Accidents happen, especially among little ones. While most mishaps result in minor boo boos that can be fixed up with a little Neosporin and a Band-Aid, any accident has the potential to send you to the nearest hospital.
According to the Centers for Disease Control and Prevention (CDC), more than 12,000 children aged 0 – 19 die from unintentional injuries each year. Also, more than 9.2 million children are treated in emergency rooms every year for nonfatal injuries. The death rate for males is nearly two times the rate for females, and males have a higher injury death rate compared to females in all childhood age groups.
Knowing which injuries are the most common among children can help parents understand how to best childproof their homes and keep their kids safe. These are the top causes of injury for children under the age of 19.
Carting kids from soccer practice, play dates and swimming lessons can be risky. Motor vehicle accidents are the No. 1 injury-related cause of death among children. In fact, every hour more than 150 kids visit emergency rooms due to serious injuries from car accidents according to the National Institutes of Health (NIH). Brad Parker says, “Unfortunately, so many of these injuries happen because the child was not wearing a seat belt or wasn’t properly secured in a car seat.”
Sleep, food and toy safety are most important in preventing suffocation, strangulation or choking. Infants often will suffocate while they sleep, which is why a baby’s crib should be free of toys, puffy blankets, pillows or other objects. Babies should also always sleep on their backs.

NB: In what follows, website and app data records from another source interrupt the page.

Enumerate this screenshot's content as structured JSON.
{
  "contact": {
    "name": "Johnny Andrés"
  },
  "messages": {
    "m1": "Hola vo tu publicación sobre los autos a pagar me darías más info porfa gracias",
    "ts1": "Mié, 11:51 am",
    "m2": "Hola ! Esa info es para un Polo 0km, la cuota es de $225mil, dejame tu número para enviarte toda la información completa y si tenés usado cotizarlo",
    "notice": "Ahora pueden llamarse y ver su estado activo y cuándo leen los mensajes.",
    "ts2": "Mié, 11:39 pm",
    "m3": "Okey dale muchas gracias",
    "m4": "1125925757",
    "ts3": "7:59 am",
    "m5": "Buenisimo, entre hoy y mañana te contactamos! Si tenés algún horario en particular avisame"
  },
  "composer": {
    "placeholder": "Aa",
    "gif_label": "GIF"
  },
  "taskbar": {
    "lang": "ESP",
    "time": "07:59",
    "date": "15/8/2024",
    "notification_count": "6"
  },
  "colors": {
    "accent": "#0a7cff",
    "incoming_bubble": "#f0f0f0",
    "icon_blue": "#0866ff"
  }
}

Among toddlers, choking is the biggest cause of suffocation. Food needs to be cut into very small bites, and kids shouldn’t be allowed to run around with food in their mouths. Window blind cords should be kept tied up out of reach because of strangulation danger.
Three children die each day from drowning in the United States. It’s the most common cause of death from injury in children between the ages of 1 to 4. Brad says, “A child should never be left unattended in the pool or any body of water, not even for a second. I also think it’s a good idea to get kids in swimming lessons early.” Pools must have a four-sided fence and child-proof latch on the gate that only an adult can open. “It’s hard to believe, but small children can drown in two inches of water,” Brad says.

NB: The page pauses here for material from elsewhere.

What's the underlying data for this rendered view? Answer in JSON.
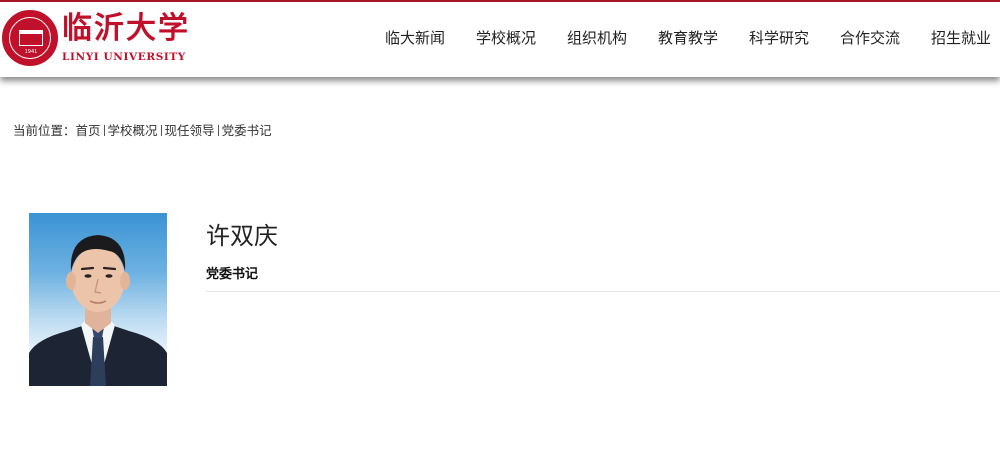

Cleaners, household chemicals and medications are often the culprits in poisoning among children. These items should be kept high out of reach or locked in a cabinet. Having the number for poison control readily available and understanding the indicating factors of poisoning are incredibly important. As kids get older they may get curious and experiment with prescription medication, so put medications in a locked location.
Many children get burned in the kitchen. When cooking, pot handles should be turned to the back so kids can’t pull them down. It’s also safe to set the water heater to 120 degrees or lower so children don’t get burned while taking a bath. Older kids are commonly injured by direct contact with flames, such as grills, lighters and fireworks. Adult supervision is the best way to prevent that.
The NIH reports that nearly 8,000 children visit the E.R. every day because of injuries from falls. Babies are at a high risk of falling from changing tables and beds because they tend to roll unexpectedly. “For kids that are old enough to ride a bike, helmets should always be worn. Elbow and knee pads aren’t a bad idea either,” Brad says.
The rate of dog bite-related injuries is highest for children ages 5 to 9 years old. Almost two thirds of injuries among children ages four years and younger are to the head or neck region. To help children avoid these injuries, teach them to never approach an unfamiliar dog. Dog owners are liable for the damages suffered by any person who is bitten by the dog while in a public place or lawfully in a private place, including the home of the owner of the dog. Brad says, “Texas has a one-bite rule, which means the injured person must show that the dog's owner knew the dog had bitten someone before or had acted aggressively in the past, or the dog's owner was negligent in controlling the dog or preventing the bite from occurring, and that negligence caused the injuries.”
It is so important that we are protecting our children whenever and however we can to avoid serious injuries or even death. If your child has been seriously injured due to a car crash, drowning, dog bites, etc., please consider giving our firm a call at 817-440-3888 or filling out our contact form for a free case assessment. We will do whatever we can to help you and your family.
At Parker Law Firm, our experienced personal injury lawyers believe people matter. We are committed to our clients, not case numbers, and we believe in the power of the civil justice system. With years spent both representing accident victims and participating in the state legislative process, our founder, Brad Parker, has developed a deep understanding of the law and gained unique experience that helps him get results for his clients.